[TASK INPUT Boundary: Start]
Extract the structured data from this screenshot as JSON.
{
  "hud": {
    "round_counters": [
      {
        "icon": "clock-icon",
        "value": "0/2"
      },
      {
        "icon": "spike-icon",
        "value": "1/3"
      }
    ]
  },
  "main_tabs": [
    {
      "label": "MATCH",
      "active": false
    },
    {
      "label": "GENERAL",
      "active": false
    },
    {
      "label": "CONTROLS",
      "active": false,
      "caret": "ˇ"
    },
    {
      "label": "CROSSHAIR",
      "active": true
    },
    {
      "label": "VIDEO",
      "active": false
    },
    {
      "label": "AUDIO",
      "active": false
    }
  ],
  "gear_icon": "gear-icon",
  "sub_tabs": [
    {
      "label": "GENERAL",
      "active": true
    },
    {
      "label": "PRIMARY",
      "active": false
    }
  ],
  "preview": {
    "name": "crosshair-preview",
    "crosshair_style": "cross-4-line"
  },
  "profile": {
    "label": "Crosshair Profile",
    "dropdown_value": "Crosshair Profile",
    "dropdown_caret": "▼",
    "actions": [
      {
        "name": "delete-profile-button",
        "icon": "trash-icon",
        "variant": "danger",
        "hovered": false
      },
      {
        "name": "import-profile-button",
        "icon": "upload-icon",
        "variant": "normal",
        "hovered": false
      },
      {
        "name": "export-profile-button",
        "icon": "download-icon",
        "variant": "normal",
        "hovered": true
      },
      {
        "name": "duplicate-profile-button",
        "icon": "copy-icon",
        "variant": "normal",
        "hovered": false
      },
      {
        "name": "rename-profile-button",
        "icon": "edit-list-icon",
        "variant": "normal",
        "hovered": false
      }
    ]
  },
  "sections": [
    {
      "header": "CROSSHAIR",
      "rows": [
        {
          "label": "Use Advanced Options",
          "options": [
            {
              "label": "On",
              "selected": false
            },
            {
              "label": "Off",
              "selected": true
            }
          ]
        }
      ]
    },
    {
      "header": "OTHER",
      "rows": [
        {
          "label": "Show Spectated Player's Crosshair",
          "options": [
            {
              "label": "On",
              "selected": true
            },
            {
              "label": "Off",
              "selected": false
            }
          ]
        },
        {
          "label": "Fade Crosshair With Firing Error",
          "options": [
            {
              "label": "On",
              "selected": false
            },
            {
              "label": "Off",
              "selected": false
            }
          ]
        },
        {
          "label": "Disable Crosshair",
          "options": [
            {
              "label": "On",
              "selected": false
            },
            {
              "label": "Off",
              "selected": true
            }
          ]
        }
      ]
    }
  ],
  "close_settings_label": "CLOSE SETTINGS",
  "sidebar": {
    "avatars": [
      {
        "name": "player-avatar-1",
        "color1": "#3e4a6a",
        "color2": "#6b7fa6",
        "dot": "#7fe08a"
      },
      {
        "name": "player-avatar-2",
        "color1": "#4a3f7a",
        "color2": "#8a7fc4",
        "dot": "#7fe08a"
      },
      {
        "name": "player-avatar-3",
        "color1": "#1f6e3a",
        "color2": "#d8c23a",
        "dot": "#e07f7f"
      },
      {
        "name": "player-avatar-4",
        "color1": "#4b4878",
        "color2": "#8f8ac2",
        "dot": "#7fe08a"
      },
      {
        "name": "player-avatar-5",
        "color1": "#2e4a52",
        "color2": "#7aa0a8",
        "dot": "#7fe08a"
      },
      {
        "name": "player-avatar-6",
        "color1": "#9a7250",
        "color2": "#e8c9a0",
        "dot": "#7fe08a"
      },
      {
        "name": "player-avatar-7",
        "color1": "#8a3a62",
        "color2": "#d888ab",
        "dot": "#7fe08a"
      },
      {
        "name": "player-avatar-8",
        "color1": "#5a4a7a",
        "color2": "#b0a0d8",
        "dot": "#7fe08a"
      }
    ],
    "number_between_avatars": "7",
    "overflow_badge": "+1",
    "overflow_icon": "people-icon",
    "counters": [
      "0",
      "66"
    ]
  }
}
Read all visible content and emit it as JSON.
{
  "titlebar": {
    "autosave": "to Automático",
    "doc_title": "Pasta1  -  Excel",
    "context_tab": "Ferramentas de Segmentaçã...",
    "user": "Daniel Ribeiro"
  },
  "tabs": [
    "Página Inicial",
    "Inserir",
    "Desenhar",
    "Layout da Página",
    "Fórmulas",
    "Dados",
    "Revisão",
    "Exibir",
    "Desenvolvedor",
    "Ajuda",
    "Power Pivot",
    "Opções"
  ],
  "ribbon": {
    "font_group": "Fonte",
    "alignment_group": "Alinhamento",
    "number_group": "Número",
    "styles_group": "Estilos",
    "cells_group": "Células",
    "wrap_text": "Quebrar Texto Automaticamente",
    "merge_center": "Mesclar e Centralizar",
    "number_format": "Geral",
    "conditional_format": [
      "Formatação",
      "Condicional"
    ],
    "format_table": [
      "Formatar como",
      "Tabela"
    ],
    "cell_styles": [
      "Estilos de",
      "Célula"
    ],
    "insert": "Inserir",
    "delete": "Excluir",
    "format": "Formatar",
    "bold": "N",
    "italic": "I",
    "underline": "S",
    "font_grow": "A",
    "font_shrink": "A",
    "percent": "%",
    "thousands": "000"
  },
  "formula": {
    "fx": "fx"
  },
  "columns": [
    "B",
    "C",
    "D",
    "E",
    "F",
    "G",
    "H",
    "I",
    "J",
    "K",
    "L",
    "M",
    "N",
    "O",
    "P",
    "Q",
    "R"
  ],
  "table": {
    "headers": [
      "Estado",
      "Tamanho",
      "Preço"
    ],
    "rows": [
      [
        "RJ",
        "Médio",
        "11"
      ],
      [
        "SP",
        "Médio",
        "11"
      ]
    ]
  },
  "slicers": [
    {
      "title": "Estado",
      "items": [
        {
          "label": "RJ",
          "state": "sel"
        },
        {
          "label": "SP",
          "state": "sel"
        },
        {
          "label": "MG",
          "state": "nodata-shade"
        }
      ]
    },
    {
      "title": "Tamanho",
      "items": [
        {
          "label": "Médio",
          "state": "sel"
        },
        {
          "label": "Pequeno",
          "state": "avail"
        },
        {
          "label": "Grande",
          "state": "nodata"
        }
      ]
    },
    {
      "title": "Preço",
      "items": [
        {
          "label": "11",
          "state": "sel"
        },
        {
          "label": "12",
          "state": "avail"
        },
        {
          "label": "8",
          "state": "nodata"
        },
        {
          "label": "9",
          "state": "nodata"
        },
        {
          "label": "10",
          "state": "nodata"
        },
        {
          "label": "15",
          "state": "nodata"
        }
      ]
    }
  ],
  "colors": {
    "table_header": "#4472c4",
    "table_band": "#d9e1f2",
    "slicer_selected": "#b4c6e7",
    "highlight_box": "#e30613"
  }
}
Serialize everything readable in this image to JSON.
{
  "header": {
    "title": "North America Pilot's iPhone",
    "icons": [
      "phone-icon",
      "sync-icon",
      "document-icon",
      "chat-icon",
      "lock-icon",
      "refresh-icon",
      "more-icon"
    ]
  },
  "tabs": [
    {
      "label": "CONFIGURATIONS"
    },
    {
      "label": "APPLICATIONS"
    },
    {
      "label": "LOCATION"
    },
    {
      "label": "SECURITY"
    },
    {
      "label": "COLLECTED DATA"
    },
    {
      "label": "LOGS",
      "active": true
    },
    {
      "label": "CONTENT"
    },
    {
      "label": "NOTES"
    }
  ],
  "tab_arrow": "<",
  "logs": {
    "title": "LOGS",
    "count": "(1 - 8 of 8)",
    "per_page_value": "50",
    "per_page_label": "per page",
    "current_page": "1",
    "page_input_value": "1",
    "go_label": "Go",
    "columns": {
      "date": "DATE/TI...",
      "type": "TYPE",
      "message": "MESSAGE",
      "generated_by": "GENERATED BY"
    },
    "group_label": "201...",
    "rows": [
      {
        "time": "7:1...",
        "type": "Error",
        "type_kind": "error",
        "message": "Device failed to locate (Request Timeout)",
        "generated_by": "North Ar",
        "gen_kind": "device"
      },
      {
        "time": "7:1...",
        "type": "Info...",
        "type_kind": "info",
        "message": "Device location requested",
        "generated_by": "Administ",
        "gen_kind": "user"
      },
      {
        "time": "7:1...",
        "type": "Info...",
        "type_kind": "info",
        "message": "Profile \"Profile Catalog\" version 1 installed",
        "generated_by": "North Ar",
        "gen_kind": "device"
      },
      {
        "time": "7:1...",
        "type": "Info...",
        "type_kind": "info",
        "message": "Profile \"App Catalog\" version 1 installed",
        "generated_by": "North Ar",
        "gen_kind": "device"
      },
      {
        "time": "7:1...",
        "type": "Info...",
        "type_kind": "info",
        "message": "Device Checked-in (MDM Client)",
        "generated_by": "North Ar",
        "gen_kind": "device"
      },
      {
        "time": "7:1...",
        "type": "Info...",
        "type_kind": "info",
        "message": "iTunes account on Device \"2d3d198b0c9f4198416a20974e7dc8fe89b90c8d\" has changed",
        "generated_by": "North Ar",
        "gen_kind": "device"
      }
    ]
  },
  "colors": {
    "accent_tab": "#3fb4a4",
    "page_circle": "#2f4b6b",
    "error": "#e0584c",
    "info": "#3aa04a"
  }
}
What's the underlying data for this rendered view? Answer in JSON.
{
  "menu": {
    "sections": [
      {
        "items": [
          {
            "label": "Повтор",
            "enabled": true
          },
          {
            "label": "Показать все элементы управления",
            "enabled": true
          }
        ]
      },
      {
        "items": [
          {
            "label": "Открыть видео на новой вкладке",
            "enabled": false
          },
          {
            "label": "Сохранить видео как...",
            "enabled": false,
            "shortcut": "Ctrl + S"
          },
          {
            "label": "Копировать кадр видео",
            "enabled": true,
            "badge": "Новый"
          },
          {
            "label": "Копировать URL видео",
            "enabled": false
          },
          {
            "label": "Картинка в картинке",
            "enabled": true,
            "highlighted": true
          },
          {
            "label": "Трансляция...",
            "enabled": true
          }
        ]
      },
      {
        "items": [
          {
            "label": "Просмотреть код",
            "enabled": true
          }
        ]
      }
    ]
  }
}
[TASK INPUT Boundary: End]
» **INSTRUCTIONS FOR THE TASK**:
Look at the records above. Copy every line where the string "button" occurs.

» **ANSWER BELOW**:
        "name": "delete-profile-button",
        "name": "import-profile-button",
        "name": "export-profile-button",
        "name": "duplicate-profile-button",
        "name": "rename-profile-button",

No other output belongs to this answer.